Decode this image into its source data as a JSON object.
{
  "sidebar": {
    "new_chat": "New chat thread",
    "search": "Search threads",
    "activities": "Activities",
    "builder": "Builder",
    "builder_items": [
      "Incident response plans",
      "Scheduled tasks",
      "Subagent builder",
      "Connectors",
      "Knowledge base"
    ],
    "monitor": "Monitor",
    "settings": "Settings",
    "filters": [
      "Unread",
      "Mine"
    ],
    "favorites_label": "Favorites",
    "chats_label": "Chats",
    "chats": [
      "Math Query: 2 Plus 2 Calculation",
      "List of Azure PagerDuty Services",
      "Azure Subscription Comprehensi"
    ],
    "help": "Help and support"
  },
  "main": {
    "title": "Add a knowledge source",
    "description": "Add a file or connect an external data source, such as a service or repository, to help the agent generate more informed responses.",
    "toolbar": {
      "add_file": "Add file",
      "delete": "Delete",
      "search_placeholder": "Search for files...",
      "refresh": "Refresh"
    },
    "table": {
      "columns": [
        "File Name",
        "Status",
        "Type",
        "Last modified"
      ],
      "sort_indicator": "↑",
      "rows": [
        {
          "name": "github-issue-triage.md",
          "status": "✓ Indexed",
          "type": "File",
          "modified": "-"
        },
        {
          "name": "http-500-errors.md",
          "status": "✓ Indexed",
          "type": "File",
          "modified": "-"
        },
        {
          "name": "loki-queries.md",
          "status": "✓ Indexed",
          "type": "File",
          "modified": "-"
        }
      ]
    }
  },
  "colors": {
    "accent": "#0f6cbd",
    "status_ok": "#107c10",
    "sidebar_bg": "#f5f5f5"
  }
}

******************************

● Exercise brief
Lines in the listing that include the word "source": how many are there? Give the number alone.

● Task response
3